MTH 325: Discrete Structures for Computer Science 2
Guided Practice 13: Hamilton Paths
In the last lesson, we learned about Euler paths, which are paths in a graph that traverse all the edges of a graph exactly once. We can ask a similar question about whether there is a path in a graph that visits each vertex exactly once. That kind of path is called a Hamilton path. This lesson focuses on developing some rules for knowing whether Hamilton paths exist in a graph. This turns out to be a much harder problem than finding Euler paths! So we will be working toward 2-3 theoretical results that give some conditions under which Hamilton paths exist.
Please note that only some of this content is discussed in your text. The rest we will develop on our own.
BASIC objectives: These are the things you should be able to do, not necessarily perfectly but with some fluency, before you come to class.
- State the definition of an Hamilton path or circuit, and determine whether a given path or circuit meets the definition.
- Find a Hamilton path or circuit in a graph if one exists, and state it as a sequence of edges.
ADVANCED objectives: These are the things that we will work on during and after class.
- State and/or prove theoretical results on the existence of Hamilton paths.
- Apply the concept of Euler paths and circuits to practical problems about paths and networks.
Resources for learning
Reading: Read the very short sub-section in 4.4 about Hamilton paths.
Video: From Sarada Herke's YouTube channel:
- Hamilton graphs and problem set (8:28) The three problems at the end are ones we will examine in class.
All the exercises for this Guided Practice are found on the Google Form located at: https://goo.gl/9P2dX7
Submission and grading
Please submit the Google Form linked above no later than 11:59pm EDT on the date it is due. Please see the calendar for that date.

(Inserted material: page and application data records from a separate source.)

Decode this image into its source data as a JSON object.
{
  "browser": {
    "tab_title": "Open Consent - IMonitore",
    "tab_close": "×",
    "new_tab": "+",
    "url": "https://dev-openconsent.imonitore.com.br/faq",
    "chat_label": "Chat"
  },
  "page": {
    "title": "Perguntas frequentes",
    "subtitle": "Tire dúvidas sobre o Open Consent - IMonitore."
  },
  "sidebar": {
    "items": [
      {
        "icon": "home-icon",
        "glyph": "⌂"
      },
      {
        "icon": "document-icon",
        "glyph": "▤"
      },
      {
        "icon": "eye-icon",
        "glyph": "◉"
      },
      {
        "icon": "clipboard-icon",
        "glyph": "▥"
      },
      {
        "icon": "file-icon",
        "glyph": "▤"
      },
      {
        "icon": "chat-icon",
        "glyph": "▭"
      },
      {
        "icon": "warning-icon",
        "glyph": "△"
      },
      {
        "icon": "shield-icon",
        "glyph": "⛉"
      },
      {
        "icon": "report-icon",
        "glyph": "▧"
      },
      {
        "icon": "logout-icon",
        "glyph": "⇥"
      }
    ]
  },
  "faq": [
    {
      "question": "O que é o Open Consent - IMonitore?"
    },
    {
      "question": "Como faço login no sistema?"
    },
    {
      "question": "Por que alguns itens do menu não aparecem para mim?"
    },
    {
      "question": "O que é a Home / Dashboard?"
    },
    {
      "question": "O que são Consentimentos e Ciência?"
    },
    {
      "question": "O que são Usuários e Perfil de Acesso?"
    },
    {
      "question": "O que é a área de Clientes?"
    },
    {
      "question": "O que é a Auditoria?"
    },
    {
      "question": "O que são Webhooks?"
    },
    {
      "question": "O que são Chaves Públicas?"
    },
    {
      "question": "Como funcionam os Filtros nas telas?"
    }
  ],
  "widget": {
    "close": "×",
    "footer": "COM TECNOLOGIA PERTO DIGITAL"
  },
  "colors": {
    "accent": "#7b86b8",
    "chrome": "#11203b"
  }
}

You will receive a Pass grade on the assignment if the form is submitted on time, each exercise has an answer, and each answer represents a good-faith effort to give a correct response. Blank exercises or responses that do not show effort (such as "I don't know" or "I couldn't figure this out") will result in a No Pass grade.